Work instruction = Search the records for the word "dashboard" and report each line that has it.

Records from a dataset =
--------------------

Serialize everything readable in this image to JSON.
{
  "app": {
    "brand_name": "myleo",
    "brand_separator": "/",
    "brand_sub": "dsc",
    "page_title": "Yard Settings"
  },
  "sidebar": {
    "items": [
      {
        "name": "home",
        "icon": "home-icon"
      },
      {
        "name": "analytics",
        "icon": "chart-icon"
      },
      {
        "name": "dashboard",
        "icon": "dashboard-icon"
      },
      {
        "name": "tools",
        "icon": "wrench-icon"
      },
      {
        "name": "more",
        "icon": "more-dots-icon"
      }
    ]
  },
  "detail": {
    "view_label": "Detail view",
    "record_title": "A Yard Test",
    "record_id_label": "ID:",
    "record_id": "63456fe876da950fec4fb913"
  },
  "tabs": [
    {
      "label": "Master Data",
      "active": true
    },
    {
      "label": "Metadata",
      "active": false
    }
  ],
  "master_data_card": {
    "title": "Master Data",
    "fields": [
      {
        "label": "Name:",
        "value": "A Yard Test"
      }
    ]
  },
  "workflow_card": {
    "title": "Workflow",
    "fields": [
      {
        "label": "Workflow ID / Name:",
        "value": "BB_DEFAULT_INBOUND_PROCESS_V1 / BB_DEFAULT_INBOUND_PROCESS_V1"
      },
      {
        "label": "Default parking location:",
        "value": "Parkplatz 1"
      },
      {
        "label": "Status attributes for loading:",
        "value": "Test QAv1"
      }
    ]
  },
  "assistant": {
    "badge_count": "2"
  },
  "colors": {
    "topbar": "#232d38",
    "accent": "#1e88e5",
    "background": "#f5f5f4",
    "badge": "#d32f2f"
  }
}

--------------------

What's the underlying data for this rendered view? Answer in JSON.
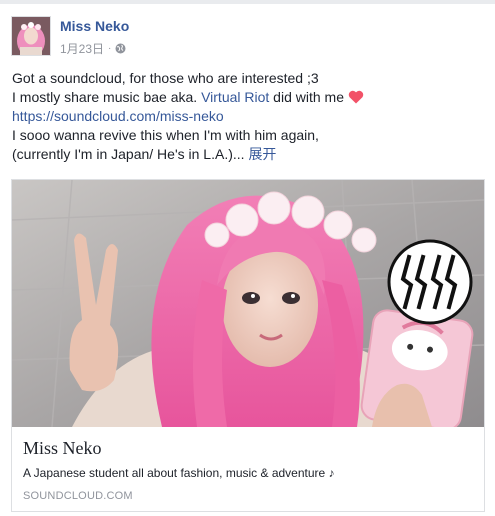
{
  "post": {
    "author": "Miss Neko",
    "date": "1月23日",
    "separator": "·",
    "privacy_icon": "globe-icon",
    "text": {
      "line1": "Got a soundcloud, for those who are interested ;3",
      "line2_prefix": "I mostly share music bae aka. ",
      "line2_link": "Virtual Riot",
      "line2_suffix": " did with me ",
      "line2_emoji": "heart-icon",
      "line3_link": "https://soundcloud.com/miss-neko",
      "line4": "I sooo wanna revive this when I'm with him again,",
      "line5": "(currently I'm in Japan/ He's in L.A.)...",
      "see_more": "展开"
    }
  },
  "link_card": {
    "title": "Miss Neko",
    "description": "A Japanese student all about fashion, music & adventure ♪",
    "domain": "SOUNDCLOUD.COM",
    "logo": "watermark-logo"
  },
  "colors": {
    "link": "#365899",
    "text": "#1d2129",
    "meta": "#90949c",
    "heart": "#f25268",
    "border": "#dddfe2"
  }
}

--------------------

Answer to the problem =
        "name": "dashboard",
        "icon": "dashboard-icon"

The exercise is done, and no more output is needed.